In an open letter published ahead of the upcoming EU summit in Portugal, the Confederation of Swedish Enterprise – along with the other Nordic employer confederations – emphasize the fact that the Social Pillar is not a legally binding document.
The letter stresses the vital importance of respecting the division of competences between the EU and the Member States as well as the different labour market models and welfare systems within the individual countries.
This past weekend, the EU leaders held a social summit in Porto, Portugal, focusing on an action plan for the implementation of the Social Pillar. The European Pillar of Social Rights lists 20 principles and rights aimed at ensuring fair and well-functioning labour markets and welfare systems. The Pillar was adopted at the Social Summit, in Gothenburg in 2017.
Even before the adoption of the Social Pillar, Nordic employers had warned that this would lead to a legislative agenda, one that risked damaging Nordic labour market models. Unfortunately, this prediction has already come to pass, with the proposals for Directives on minimum wages and on pay transparency being particularly worrying.

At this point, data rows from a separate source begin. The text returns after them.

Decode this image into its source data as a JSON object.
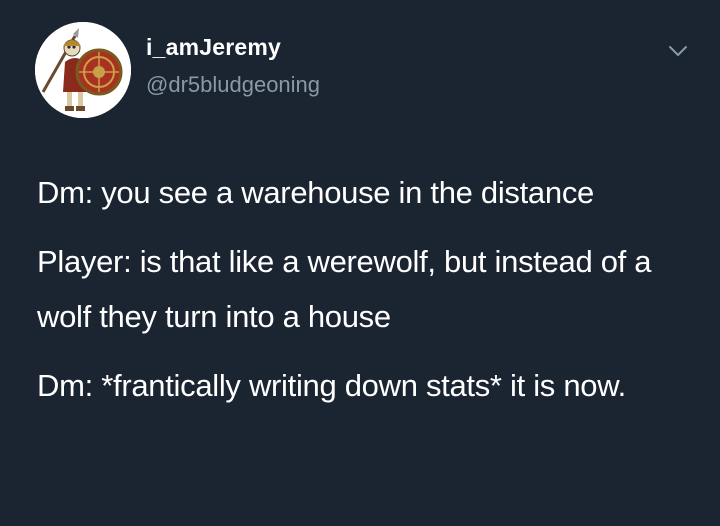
{
  "tweet": {
    "display_name": "i_amJeremy",
    "handle": "@dr5bludgeoning",
    "avatar_icon": "warrior-skeleton-avatar",
    "menu_icon": "chevron-down-icon",
    "paragraphs": [
      "Dm: you see a warehouse in the distance",
      "Player: is that like a werewolf, but instead of a wolf they turn into a house",
      "Dm: *frantically writing down stats* it is now."
    ]
  },
  "colors": {
    "background": "#1b2431",
    "text_primary": "#ffffff",
    "text_secondary": "#8b98a5"
  }
}
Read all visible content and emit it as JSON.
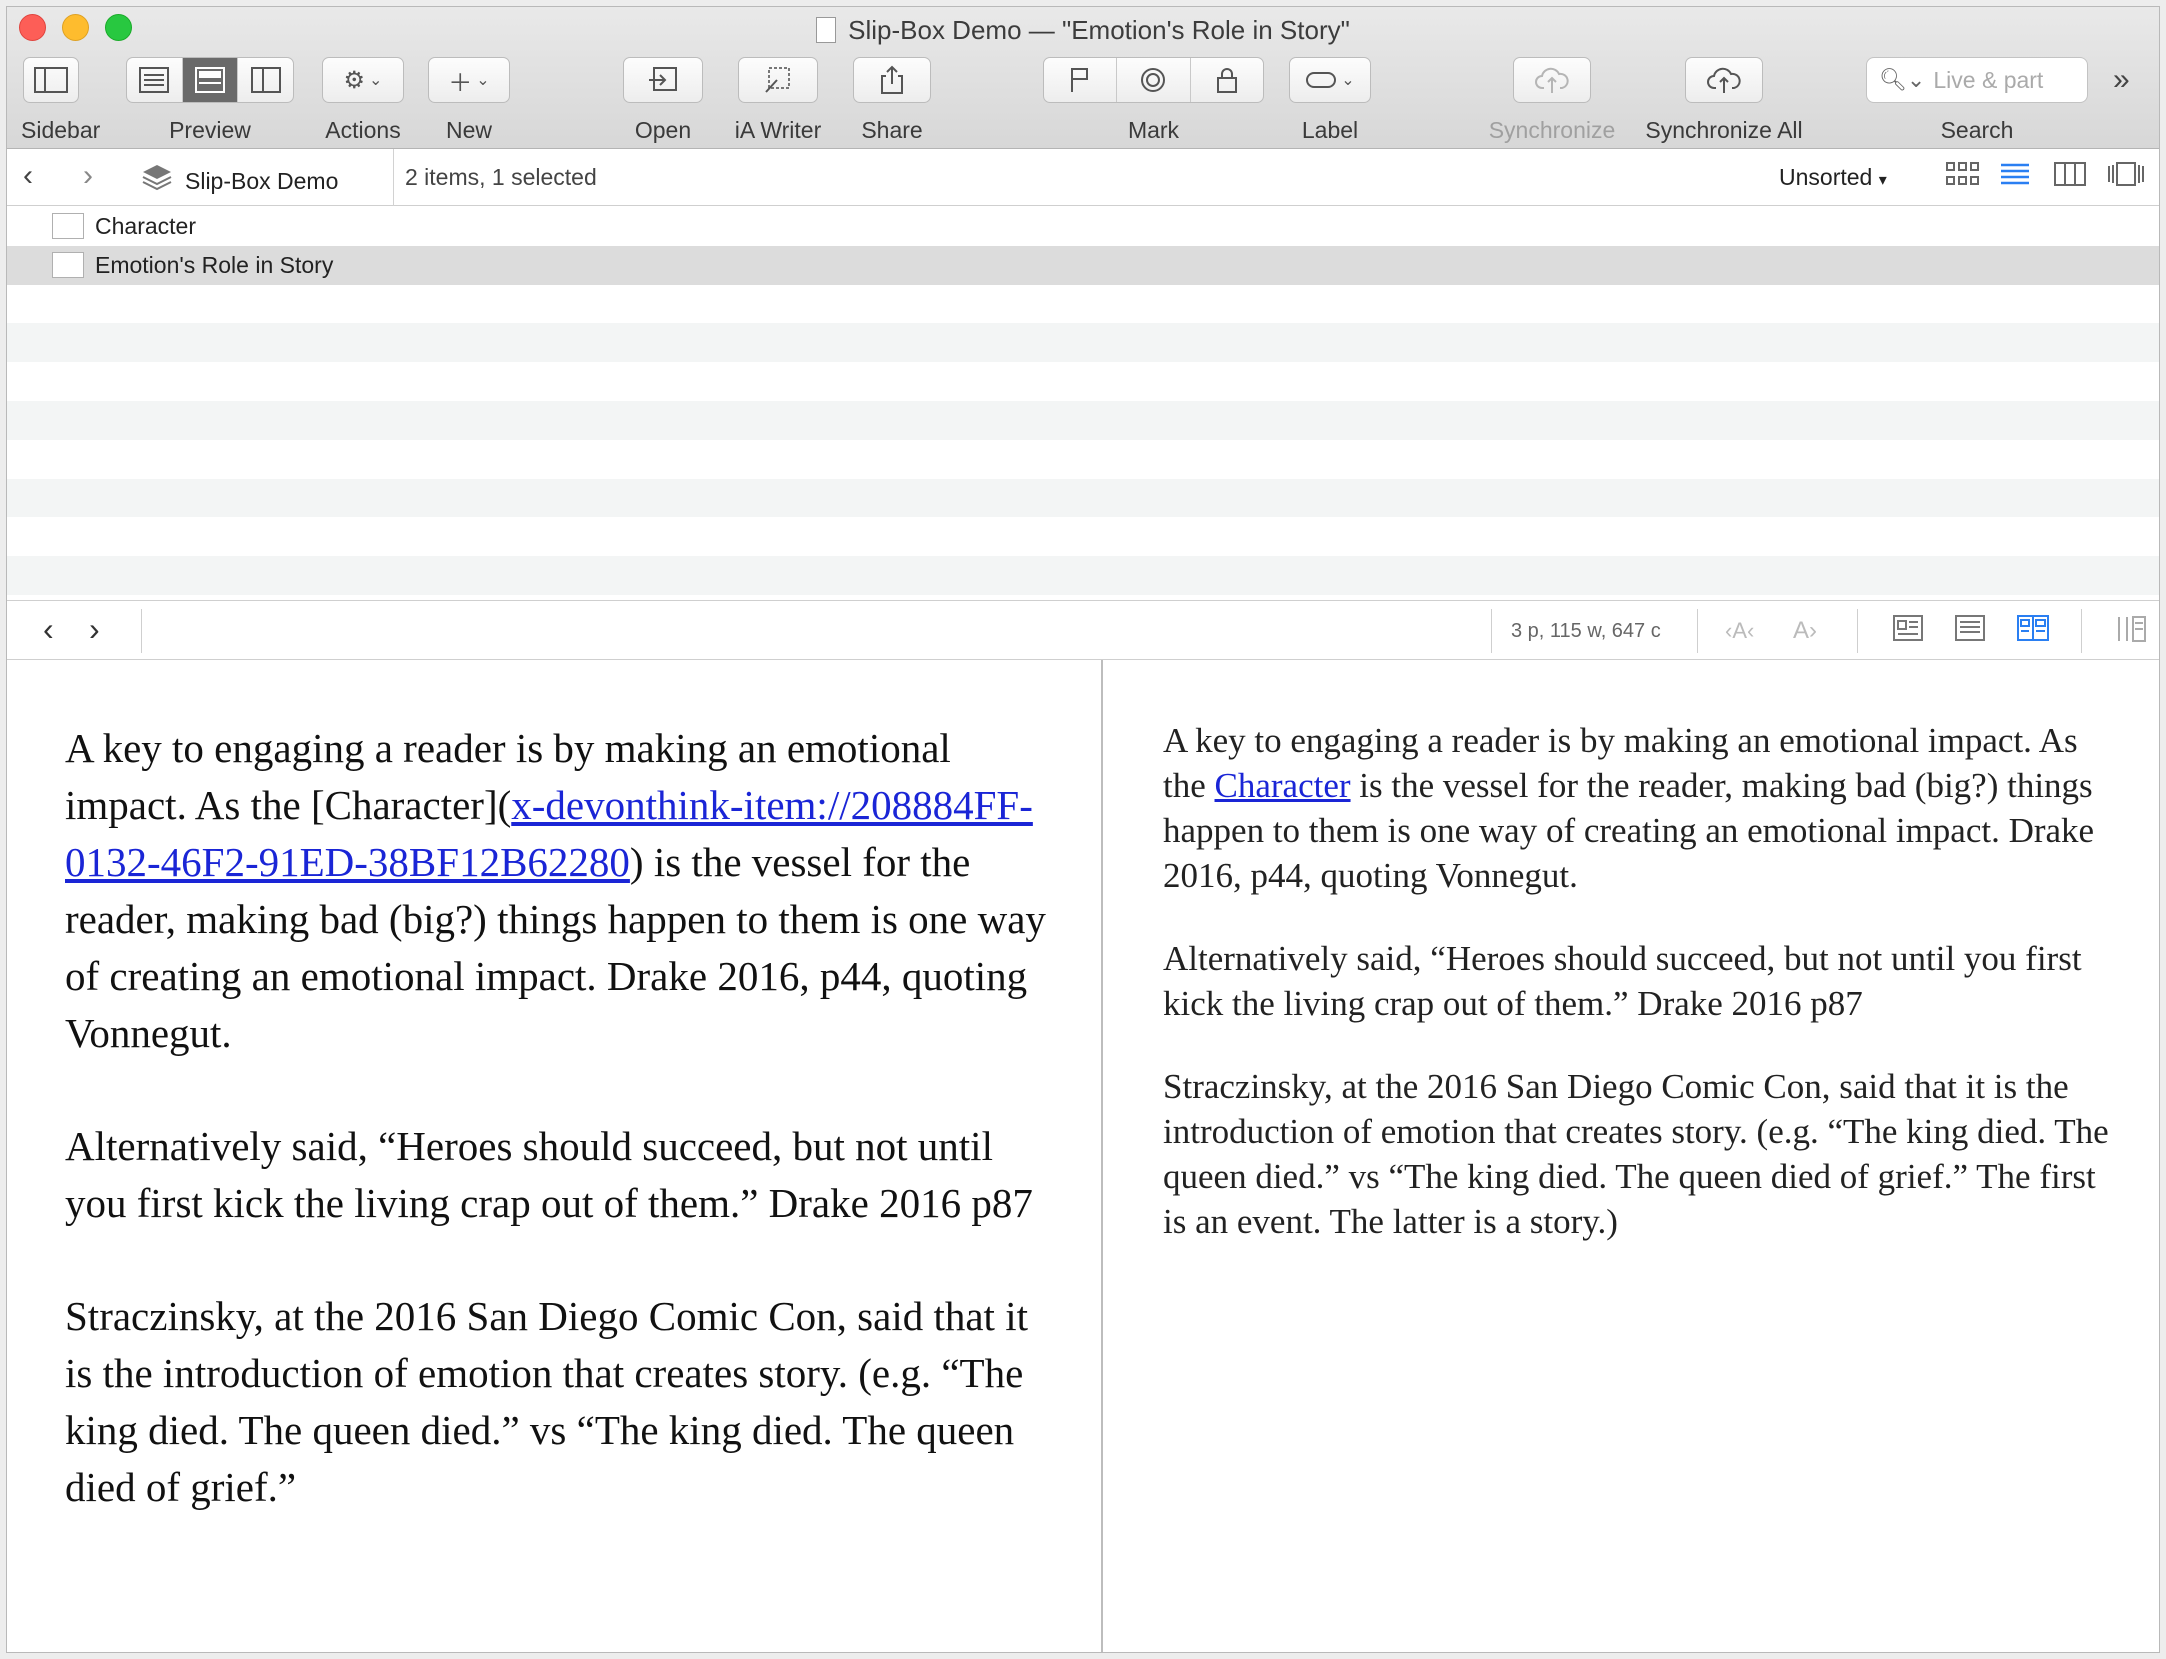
{
  "window": {
    "title": "Slip-Box Demo — \"Emotion's Role in Story\""
  },
  "toolbar": {
    "sidebar": "Sidebar",
    "preview": "Preview",
    "actions": "Actions",
    "new": "New",
    "open": "Open",
    "ia_writer": "iA Writer",
    "share": "Share",
    "mark": "Mark",
    "label": "Label",
    "synchronize": "Synchronize",
    "synchronize_all": "Synchronize All",
    "search": "Search",
    "search_placeholder": "Live & part"
  },
  "pathbar": {
    "database": "Slip-Box Demo",
    "count": "2 items, 1 selected",
    "sort": "Unsorted"
  },
  "list": {
    "items": [
      {
        "label": "Character"
      },
      {
        "label": "Emotion's Role in Story"
      }
    ],
    "selected_index": 1
  },
  "editor": {
    "stats": "3 p, 115 w, 647 c"
  },
  "source": {
    "p1_a": "A key to engaging a reader is by making an emotional impact. As the [Character](",
    "p1_link": "x-devonthink-item://208884FF-0132-46F2-91ED-38BF12B62280",
    "p1_b": ") is the vessel for the reader, making bad (big?) things happen to them is one way of creating an emotional impact. Drake 2016, p44, quoting Vonnegut.",
    "p2": "Alternatively said, “Heroes should succeed, but not until you first kick the living crap out of them.” Drake 2016 p87",
    "p3": "Straczinsky, at the 2016 San Diego Comic Con, said that it is the introduction of emotion that creates story. (e.g. “The king died. The queen died.” vs “The king died. The queen died of grief.”"
  },
  "preview": {
    "p1_a": "A key to engaging a reader is by making an emotional impact. As the ",
    "p1_link": "Character",
    "p1_b": " is the vessel for the reader, making bad (big?) things happen to them is one way of creating an emotional impact. Drake 2016, p44, quoting Vonnegut.",
    "p2": "Alternatively said, “Heroes should succeed, but not until you first kick the living crap out of them.” Drake 2016 p87",
    "p3": "Straczinsky, at the 2016 San Diego Comic Con, said that it is the introduction of emotion that creates story. (e.g. “The king died. The queen died.” vs “The king died. The queen died of grief.” The first is an event. The latter is a story.)"
  },
  "colors": {
    "link": "#1a25d6",
    "accent": "#2a7ff2",
    "selection": "#dcdcdc"
  }
}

The Confederation of Swedish Enterprise, in partnership with the other Nordic employer confederations, have written to the respective Presidents of the European Commission, the Council and the European Parliament. The open letter stresses that the EU must respect the principles of proportionality and subsidiarity, which are the heart of the Lisbon Treaty. It should also respect the division of competences between the Member States and the EU, safeguarding the different labour market models and welfare systems within the individual countries.
In an interview with Ekot, Radio Sweden, Mattias Dahl, Executive Vice-President of the Confederation of Swedish Enterprise, described the Minimum Wage Directive as ‘a battering ram’.
– It breaks new ground, and if it succeeds there will be an avalanche of proposals, he says.
Therese Guovelin, vice-President of the Swedish Trade Union Confederation, also fears that there could be further proposals for new EU laws in the labour market area.
– Such moves will only become easier if a Directive on minimum wages is adopted, she tells Ekot, Radio Sweden.EUInre marknadenThe single marketSociala pelaren